Copy every record exactly as it stands. Leave the pictures out.

START Data

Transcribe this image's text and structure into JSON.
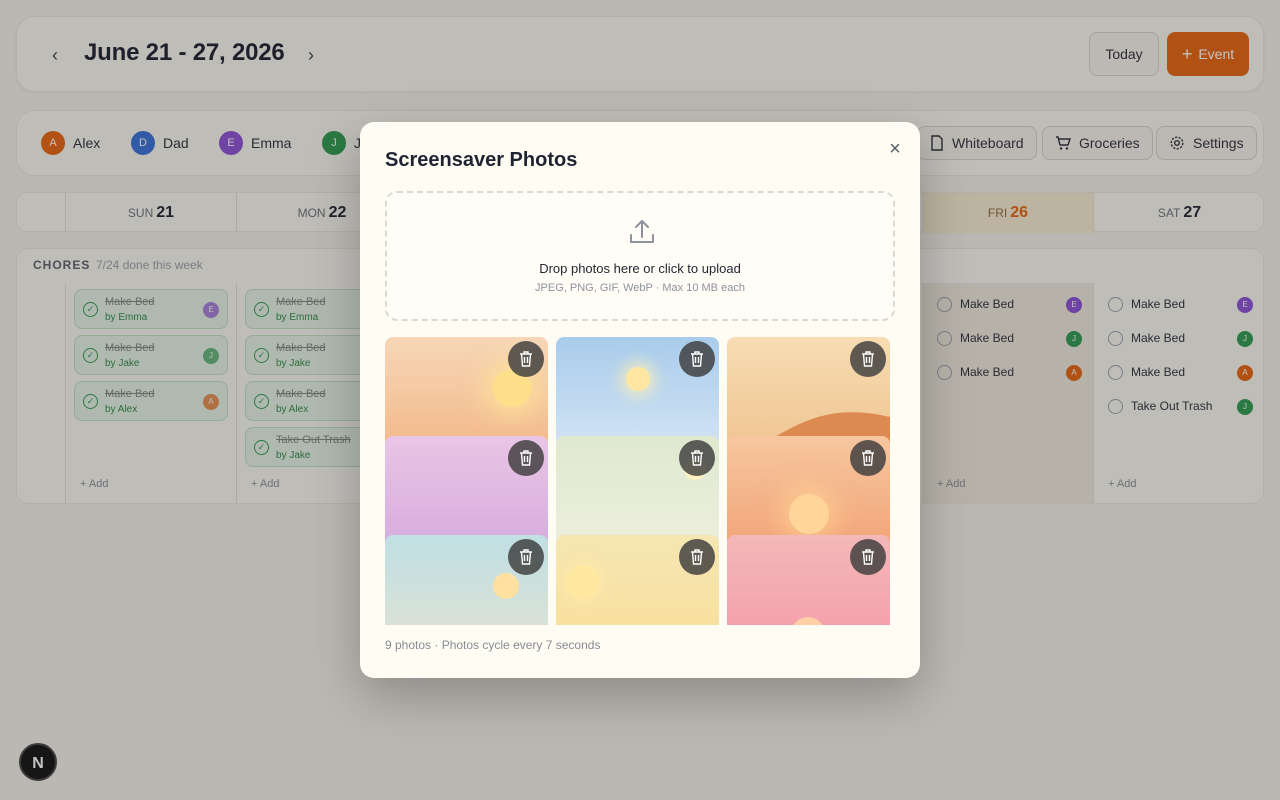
{
  "header": {
    "week_title": "June 21 - 27, 2026",
    "prev_icon": "chevron-left-icon",
    "next_icon": "chevron-right-icon",
    "today_label": "Today",
    "event_label": "Event",
    "accent_color": "#e8650f"
  },
  "members": [
    {
      "initial": "A",
      "name": "Alex",
      "color": "#e8650f"
    },
    {
      "initial": "D",
      "name": "Dad",
      "color": "#3a6fd8"
    },
    {
      "initial": "E",
      "name": "Emma",
      "color": "#8b4fd6"
    },
    {
      "initial": "J",
      "name": "J",
      "color": "#2f9a4e"
    }
  ],
  "tools": {
    "whiteboard": "Whiteboard",
    "groceries": "Groceries",
    "settings": "Settings"
  },
  "days": [
    {
      "dow": "SUN",
      "num": "21"
    },
    {
      "dow": "MON",
      "num": "22"
    },
    {
      "dow": "FRI",
      "num": "26"
    },
    {
      "dow": "SAT",
      "num": "27"
    }
  ],
  "chores": {
    "heading": "CHORES",
    "summary": "7/24 done this week",
    "add_label": "Add",
    "sun": [
      {
        "title": "Make Bed",
        "by": "by Emma",
        "initial": "E"
      },
      {
        "title": "Make Bed",
        "by": "by Jake",
        "initial": "J"
      },
      {
        "title": "Make Bed",
        "by": "by Alex",
        "initial": "A"
      }
    ],
    "mon": [
      {
        "title": "Make Bed",
        "by": "by Emma"
      },
      {
        "title": "Make Bed",
        "by": "by Jake"
      },
      {
        "title": "Make Bed",
        "by": "by Alex"
      },
      {
        "title": "Take Out Trash",
        "by": "by Jake"
      }
    ],
    "fri": [
      {
        "title": "Make Bed",
        "initial": "E"
      },
      {
        "title": "Make Bed",
        "initial": "J"
      },
      {
        "title": "Make Bed",
        "initial": "A"
      }
    ],
    "sat": [
      {
        "title": "Make Bed",
        "initial": "E"
      },
      {
        "title": "Make Bed",
        "initial": "J"
      },
      {
        "title": "Make Bed",
        "initial": "A"
      },
      {
        "title": "Take Out Trash",
        "initial": "J"
      }
    ]
  },
  "modal": {
    "title": "Screensaver Photos",
    "close_icon": "close-icon",
    "drop_main": "Drop photos here or click to upload",
    "drop_sub": "JPEG, PNG, GIF, WebP · Max 10 MB each",
    "upload_icon": "upload-icon",
    "trash_icon": "trash-icon",
    "footer": "9 photos · Photos cycle every 7 seconds",
    "photos": [
      {
        "name": "photo-1",
        "from": "#f6d7b8",
        "to": "#f2a46a",
        "sun": "#ffe08a"
      },
      {
        "name": "photo-2",
        "from": "#a9ccec",
        "to": "#eef4f8",
        "sun": "#ffe7a2"
      },
      {
        "name": "photo-3",
        "from": "#f7dcb3",
        "to": "#e8a868",
        "sun": "#ffe8b5"
      },
      {
        "name": "photo-4",
        "from": "#e9c5e6",
        "to": "#c99ad6",
        "sun": "#f6d8f0"
      },
      {
        "name": "photo-5",
        "from": "#dfe9cf",
        "to": "#f6f3e6",
        "sun": "#fff2c0"
      },
      {
        "name": "photo-6",
        "from": "#f7c7a0",
        "to": "#ee8c5a",
        "sun": "#ffd59a"
      },
      {
        "name": "photo-7",
        "from": "#bfe0e4",
        "to": "#f6e2c7",
        "sun": "#ffe0a0"
      },
      {
        "name": "photo-8",
        "from": "#f5e6b3",
        "to": "#fbd98a",
        "sun": "#ffe8a0"
      },
      {
        "name": "photo-9",
        "from": "#f3b8b8",
        "to": "#f48aa0",
        "sun": "#ffd0a8"
      }
    ]
  }
}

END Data

» **The completed task**
Transcribe this image's text and structure into JSON.
{
  "header": {
    "week_title": "June 21 - 27, 2026",
    "prev_icon": "chevron-left-icon",
    "next_icon": "chevron-right-icon",
    "today_label": "Today",
    "event_label": "Event",
    "accent_color": "#e8650f"
  },
  "members": [
    {
      "initial": "A",
      "name": "Alex",
      "color": "#e8650f"
    },
    {
      "initial": "D",
      "name": "Dad",
      "color": "#3a6fd8"
    },
    {
      "initial": "E",
      "name": "Emma",
      "color": "#8b4fd6"
    },
    {
      "initial": "J",
      "name": "J",
      "color": "#2f9a4e"
    }
  ],
  "tools": {
    "whiteboard": "Whiteboard",
    "groceries": "Groceries",
    "settings": "Settings"
  },
  "days": [
    {
      "dow": "SUN",
      "num": "21"
    },
    {
      "dow": "MON",
      "num": "22"
    },
    {
      "dow": "FRI",
      "num": "26"
    },
    {
      "dow": "SAT",
      "num": "27"
    }
  ],
  "chores": {
    "heading": "CHORES",
    "summary": "7/24 done this week",
    "add_label": "Add",
    "sun": [
      {
        "title": "Make Bed",
        "by": "by Emma",
        "initial": "E"
      },
      {
        "title": "Make Bed",
        "by": "by Jake",
        "initial": "J"
      },
      {
        "title": "Make Bed",
        "by": "by Alex",
        "initial": "A"
      }
    ],
    "mon": [
      {
        "title": "Make Bed",
        "by": "by Emma"
      },
      {
        "title": "Make Bed",
        "by": "by Jake"
      },
      {
        "title": "Make Bed",
        "by": "by Alex"
      },
      {
        "title": "Take Out Trash",
        "by": "by Jake"
      }
    ],
    "fri": [
      {
        "title": "Make Bed",
        "initial": "E"
      },
      {
        "title": "Make Bed",
        "initial": "J"
      },
      {
        "title": "Make Bed",
        "initial": "A"
      }
    ],
    "sat": [
      {
        "title": "Make Bed",
        "initial": "E"
      },
      {
        "title": "Make Bed",
        "initial": "J"
      },
      {
        "title": "Make Bed",
        "initial": "A"
      },
      {
        "title": "Take Out Trash",
        "initial": "J"
      }
    ]
  },
  "modal": {
    "title": "Screensaver Photos",
    "close_icon": "close-icon",
    "drop_main": "Drop photos here or click to upload",
    "drop_sub": "JPEG, PNG, GIF, WebP · Max 10 MB each",
    "upload_icon": "upload-icon",
    "trash_icon": "trash-icon",
    "footer": "9 photos · Photos cycle every 7 seconds",
    "photos": [
      {
        "name": "photo-1",
        "from": "#f6d7b8",
        "to": "#f2a46a",
        "sun": "#ffe08a"
      },
      {
        "name": "photo-2",
        "from": "#a9ccec",
        "to": "#eef4f8",
        "sun": "#ffe7a2"
      },
      {
        "name": "photo-3",
        "from": "#f7dcb3",
        "to": "#e8a868",
        "sun": "#ffe8b5"
      },
      {
        "name": "photo-4",
        "from": "#e9c5e6",
        "to": "#c99ad6",
        "sun": "#f6d8f0"
      },
      {
        "name": "photo-5",
        "from": "#dfe9cf",
        "to": "#f6f3e6",
        "sun": "#fff2c0"
      },
      {
        "name": "photo-6",
        "from": "#f7c7a0",
        "to": "#ee8c5a",
        "sun": "#ffd59a"
      },
      {
        "name": "photo-7",
        "from": "#bfe0e4",
        "to": "#f6e2c7",
        "sun": "#ffe0a0"
      },
      {
        "name": "photo-8",
        "from": "#f5e6b3",
        "to": "#fbd98a",
        "sun": "#ffe8a0"
      },
      {
        "name": "photo-9",
        "from": "#f3b8b8",
        "to": "#f48aa0",
        "sun": "#ffd0a8"
      }
    ]
  }
}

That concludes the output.